Millions of Egyptians are voting today and tomorrow to choose their president, in the first election since the people ousted longtime ruler and close U.S. ally Hosni Mubarak last year.
However, there are serious concerns that if a hardline Islamist wins, peace with Israel and stability in the Middle East could be in danger.
A former member of the Muslim Brotherhood is the front-runner in Egypt's presidential race, according to a new poll by the Brookings Institution.
Abdel-Moneim Abolfotoh leads the field of 13 candidates with 32 percent of the vote.
The Washington Times reports Abolfotoh is an Islamist, and he believes that the 9/11 terrorist attacks on the U.S. were an American conspiracy.

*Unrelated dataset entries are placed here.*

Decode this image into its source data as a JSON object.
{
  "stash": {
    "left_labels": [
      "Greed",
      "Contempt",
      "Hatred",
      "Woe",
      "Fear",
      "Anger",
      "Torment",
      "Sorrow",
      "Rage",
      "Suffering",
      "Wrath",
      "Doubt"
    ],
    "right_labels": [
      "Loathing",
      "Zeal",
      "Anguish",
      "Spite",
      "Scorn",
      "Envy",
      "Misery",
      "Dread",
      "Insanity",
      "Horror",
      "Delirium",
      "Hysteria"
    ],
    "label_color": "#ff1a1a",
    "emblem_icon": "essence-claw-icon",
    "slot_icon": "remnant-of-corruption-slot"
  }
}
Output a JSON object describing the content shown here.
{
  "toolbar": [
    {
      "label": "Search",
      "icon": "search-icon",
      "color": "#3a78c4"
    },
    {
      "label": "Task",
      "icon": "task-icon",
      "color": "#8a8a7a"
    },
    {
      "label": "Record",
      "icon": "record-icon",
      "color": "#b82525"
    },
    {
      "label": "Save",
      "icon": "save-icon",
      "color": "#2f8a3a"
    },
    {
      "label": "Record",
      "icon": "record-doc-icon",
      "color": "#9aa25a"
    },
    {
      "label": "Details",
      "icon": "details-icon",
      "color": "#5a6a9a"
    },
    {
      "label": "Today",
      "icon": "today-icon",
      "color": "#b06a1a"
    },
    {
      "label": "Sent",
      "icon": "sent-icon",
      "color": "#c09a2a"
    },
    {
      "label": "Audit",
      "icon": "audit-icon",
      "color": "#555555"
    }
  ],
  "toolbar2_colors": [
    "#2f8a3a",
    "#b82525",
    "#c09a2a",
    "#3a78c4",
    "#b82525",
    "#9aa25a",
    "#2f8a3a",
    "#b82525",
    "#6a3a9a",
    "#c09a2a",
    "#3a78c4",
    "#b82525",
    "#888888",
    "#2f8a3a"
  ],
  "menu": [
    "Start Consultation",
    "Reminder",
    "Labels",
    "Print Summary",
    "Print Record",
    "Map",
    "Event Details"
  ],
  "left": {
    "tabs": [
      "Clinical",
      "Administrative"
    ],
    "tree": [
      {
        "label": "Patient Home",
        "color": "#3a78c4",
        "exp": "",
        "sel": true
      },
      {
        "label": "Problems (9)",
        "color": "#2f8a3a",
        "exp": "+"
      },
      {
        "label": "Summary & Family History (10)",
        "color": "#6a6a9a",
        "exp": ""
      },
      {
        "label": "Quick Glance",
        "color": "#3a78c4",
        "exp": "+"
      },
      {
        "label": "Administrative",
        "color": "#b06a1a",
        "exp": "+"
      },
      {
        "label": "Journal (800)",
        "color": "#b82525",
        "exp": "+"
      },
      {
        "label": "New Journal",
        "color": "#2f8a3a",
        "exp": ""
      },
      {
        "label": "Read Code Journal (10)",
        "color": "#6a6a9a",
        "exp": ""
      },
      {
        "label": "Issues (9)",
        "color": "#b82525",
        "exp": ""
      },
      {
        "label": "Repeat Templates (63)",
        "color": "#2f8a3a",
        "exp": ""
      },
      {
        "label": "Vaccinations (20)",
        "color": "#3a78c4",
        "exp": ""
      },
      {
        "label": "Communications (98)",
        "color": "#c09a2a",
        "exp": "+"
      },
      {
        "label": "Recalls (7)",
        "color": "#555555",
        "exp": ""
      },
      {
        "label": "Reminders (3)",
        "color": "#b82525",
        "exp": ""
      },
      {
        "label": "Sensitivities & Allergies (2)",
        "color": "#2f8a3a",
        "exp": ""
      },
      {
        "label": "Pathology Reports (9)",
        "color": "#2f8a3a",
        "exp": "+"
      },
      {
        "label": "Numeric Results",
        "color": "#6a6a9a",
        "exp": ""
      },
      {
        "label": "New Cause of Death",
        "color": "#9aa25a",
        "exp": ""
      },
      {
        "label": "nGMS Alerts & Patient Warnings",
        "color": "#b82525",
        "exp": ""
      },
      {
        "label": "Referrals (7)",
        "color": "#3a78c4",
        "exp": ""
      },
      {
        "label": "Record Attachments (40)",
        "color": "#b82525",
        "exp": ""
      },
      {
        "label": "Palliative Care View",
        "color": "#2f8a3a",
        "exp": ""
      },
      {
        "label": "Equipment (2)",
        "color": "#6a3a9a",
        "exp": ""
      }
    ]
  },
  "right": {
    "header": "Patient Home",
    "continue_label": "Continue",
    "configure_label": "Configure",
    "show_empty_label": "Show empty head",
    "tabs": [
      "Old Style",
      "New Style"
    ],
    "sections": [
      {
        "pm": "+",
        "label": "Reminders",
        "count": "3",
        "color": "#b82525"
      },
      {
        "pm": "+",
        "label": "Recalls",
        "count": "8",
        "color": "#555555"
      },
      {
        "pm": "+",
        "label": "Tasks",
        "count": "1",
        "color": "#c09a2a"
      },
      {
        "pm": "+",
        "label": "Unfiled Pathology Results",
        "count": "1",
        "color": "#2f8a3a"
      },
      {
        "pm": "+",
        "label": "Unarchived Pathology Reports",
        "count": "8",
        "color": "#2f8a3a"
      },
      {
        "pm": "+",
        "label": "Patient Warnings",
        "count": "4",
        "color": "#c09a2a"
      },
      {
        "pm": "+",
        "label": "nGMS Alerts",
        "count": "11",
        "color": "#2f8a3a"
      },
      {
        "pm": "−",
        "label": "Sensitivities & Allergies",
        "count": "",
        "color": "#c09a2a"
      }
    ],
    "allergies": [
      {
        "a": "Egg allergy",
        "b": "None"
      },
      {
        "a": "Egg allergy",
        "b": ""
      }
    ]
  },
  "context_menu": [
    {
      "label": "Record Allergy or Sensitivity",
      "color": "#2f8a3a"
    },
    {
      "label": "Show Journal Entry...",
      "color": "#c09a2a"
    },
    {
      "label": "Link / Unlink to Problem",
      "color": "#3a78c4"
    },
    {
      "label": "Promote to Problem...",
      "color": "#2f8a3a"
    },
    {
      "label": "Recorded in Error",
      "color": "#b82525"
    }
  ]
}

Click play for Mark Martin's report followed by comments on the Egyptian election from CBN News Sr. International Correspondent Gary Lane.
Egypt's presidential election is being closely watched across the border in Israel.
An Islamist taking control of Egypt could threaten security in the Jewish state and in the entire Middle East.
"If radical elements, radical new leaders in Egypt and elsewhere in the Middle East will replace the old regimes, peace with Israel and stability in the whole Middle East are under a great threat," Eli Shaked, a former Israeli ambassador to Egypt, said.
The fall of Egypt's Mubarak last year cost Israel its main Arab ally, and Israel is now more isolated by the Arab spring.
Israel has serious concerns about the role of Islam and the fate of the historic 1979 peace treaty with Egypt once election results are announced and Egypt's new course is more clear.
Still, some polls show much of the population remains undecided, as high as 56 percent according to one report.
"Undecided votes will play a very important role in the race," Maged Ossman, with the Bassera Centre for Public Research, said. "This means that if, for example, 25 percent of those undecided votes go to one candidate, then probably he will be the first one."
Meanwhile, Egyptian Christians are grateful to have their voices heard.
"I think it was the first free election after 1952," Nagib Sawiras, a Christian businessman, said. "I think everybody is very happy that finally we can make a choice. I hope that our choice and our opinion would be respected and that the outcome would reflect a real democratic process again."
The overwhelming goal for many Christians is to stop any Islamist candidate from winning.
Many Coptic Christians are concerned that if the fundamentalist Muslim Brotherhood candidate wins and moves to implement Islamic law, they will suffer even more discrimination.
Many Egyptian Christians are impoverished residents of Cairo's "Garbage City," collecting garbage to sort it, recycle it and sell what they can.
No outright winner is expected to emerge from the two-day vote. If needed, a runoff election will be held June 16-17, with the winner being announced June 21.